Hear the parable of the bramble. It is a little known and apparently its lesson less well known.

When the Old Testament character Gideon died, Abimelech, persuaded the people to select him as their leader. He then killed all of the sons of Gideon except the youngest, Jotham.

Jotham went to the summit of Mount Gerizim, the mount of judgement, and told this parable regarding leadership. Incidentally, it is considered to be the oldest known fictional writing. In it trees are given personalities and can talk.

The trees needed a leader. They appealed to the olive tree, the fig, and the grapevine for help. All declined.

The trees then turned to the bramble to be their leader. The bramble (Lycium Europaeum) is a shrub with sharp spines and long runners that form a tangled mass. It has lovely white flowers.

When trees, capable and competent leaders, neglect their civic responsibility or are not put in leadership brambles assert themselves.

When there is good responsible government it is because such citizens have gotten involved. After all, ours is postured as a “government of the people, by the people, and for the people.”

A characteristic of a bramble is it is aggressive and asserts itself. Those are traits of leaders depicted by brambles in Jotham’s parable. They entwine themselves among good trees. In the parable they are represented as devouring even the strongest tree of the region, the cedars of Lebanon. Brambles smother even the tallest trees much like kudzu.

I will not personalize the current counterparts of the brambles but the philosophical equivalents must be identified and uprooted. We are blessed to live in a land where the uprooting can be done with minimal negative impact. It is our electoral process.

With a year before a major election, citizens should study issues and evaluate candidates in order to be able to identify the best trees. Our heritage is replete with them.

A grove of Sequoia tree-like men prevailed in leading America to its independence. They crowded out the brambles with faith in what they entitled “Divine Providence,” and forged the Declaration of Independence.

One of them, the exhausted young John Adams, wrote to his beloved wife Abigail on the eve of the signing expressing his hope the event would be commemorated as “the Day of Deliverance, by solemn acts of Devotion to Almighty God.”

Adams, a redwood of a man, died July 4, 1826, the fifteenth anniversary of his signing of the Declaration. On his tombstone in the First Parish Church of Quincy, Massachusetts, are these words:

“On the Fourth of July, 1776, he pledged his Life, Fortune, and Sacred Honor to the Independence of his country…

“On the Fourth of July, 1826, he was summoned to the Independence of Immortality and to the Judgment of God.”

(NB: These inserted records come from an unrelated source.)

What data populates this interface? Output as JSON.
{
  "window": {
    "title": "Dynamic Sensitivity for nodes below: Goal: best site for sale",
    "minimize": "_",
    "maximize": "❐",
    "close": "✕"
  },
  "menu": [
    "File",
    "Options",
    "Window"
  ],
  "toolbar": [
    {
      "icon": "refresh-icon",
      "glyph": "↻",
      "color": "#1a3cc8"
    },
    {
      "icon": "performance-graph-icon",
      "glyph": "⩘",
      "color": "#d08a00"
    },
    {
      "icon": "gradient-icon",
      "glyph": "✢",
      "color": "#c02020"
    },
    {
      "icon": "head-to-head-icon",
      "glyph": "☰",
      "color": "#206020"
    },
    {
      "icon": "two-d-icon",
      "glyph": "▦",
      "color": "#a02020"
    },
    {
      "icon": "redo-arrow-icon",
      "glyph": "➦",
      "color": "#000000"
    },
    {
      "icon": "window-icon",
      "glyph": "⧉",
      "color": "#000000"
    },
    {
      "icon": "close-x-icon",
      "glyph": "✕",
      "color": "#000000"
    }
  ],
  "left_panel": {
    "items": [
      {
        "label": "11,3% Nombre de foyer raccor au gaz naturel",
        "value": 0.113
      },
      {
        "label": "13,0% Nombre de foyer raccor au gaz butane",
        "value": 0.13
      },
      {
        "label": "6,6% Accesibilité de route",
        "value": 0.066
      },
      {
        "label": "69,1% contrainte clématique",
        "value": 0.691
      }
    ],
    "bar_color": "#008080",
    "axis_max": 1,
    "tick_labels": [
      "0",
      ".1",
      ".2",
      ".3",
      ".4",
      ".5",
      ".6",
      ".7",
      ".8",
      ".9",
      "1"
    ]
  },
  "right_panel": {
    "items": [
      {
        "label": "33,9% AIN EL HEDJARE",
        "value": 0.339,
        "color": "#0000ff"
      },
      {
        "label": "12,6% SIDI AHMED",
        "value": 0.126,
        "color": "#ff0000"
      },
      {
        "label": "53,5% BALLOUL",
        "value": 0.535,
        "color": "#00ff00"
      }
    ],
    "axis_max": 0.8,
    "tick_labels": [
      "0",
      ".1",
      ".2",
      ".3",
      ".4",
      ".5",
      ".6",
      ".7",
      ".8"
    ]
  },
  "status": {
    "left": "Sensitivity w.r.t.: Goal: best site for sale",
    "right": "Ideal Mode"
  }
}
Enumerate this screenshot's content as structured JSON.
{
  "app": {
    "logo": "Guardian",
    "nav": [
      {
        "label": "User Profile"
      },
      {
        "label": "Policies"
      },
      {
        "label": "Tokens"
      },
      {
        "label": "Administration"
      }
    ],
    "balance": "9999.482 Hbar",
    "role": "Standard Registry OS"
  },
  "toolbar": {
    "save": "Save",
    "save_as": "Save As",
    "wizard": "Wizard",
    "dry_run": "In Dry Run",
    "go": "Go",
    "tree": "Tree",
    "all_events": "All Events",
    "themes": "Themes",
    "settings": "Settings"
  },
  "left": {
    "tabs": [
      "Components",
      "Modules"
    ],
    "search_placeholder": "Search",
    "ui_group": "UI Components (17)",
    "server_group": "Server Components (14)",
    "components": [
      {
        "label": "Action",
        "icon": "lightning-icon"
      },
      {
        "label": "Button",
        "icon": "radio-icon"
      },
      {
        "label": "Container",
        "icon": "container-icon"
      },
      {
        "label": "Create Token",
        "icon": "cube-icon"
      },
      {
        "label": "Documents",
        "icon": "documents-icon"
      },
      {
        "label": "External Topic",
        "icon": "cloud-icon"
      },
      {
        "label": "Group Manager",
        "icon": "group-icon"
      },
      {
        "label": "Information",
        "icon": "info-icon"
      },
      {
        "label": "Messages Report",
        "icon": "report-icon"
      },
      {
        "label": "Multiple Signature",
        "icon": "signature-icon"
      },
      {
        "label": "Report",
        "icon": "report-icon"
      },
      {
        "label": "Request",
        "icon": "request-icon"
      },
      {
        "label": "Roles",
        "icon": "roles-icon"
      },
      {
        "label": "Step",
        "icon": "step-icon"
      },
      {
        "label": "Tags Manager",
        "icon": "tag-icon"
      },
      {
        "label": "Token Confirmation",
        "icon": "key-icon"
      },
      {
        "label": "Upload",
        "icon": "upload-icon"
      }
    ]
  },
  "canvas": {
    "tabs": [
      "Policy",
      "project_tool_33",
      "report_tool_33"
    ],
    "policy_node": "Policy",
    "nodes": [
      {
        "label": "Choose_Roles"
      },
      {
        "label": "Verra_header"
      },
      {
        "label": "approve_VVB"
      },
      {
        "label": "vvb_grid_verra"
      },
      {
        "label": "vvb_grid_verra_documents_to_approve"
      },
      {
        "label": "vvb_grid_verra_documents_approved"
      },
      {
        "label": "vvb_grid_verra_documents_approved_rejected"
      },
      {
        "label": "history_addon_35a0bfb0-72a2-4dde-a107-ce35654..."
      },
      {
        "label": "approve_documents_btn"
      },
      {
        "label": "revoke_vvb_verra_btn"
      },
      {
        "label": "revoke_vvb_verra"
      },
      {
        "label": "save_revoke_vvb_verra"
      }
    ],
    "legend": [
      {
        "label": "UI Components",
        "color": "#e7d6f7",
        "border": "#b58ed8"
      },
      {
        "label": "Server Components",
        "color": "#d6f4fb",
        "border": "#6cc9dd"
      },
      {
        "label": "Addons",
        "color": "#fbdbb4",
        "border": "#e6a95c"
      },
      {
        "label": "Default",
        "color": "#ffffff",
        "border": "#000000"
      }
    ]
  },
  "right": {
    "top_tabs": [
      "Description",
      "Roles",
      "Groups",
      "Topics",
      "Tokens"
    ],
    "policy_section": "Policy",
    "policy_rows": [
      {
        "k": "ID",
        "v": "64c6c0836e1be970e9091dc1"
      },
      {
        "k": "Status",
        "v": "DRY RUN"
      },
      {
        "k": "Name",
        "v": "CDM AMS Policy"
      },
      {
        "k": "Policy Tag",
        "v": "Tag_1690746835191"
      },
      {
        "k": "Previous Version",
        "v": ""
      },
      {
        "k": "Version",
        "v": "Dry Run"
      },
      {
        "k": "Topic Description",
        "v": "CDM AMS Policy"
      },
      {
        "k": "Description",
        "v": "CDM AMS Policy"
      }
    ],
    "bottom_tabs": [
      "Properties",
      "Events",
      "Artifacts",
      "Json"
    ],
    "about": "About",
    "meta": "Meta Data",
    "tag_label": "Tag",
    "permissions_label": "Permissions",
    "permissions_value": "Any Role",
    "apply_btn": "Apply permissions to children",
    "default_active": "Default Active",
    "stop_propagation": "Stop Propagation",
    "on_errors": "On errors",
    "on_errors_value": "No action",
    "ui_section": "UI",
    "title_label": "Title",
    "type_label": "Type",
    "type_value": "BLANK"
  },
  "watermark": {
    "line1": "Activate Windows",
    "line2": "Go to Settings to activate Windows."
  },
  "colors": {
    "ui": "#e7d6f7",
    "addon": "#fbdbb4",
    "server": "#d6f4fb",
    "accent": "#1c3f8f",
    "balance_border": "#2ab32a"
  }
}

He was an accountable towering tree. Are we going to prove to be reluctant olives, figs, or grapes? If not, we will sit in the shade of brambles.

Parables are not designed to be pushed for exactness in every detail, but to illustrate points. Jotham changes metaphors and depicts the bramble as destroying those in its shade with fire. Is there a lesson here? If so, will we learn it and avoid the fire?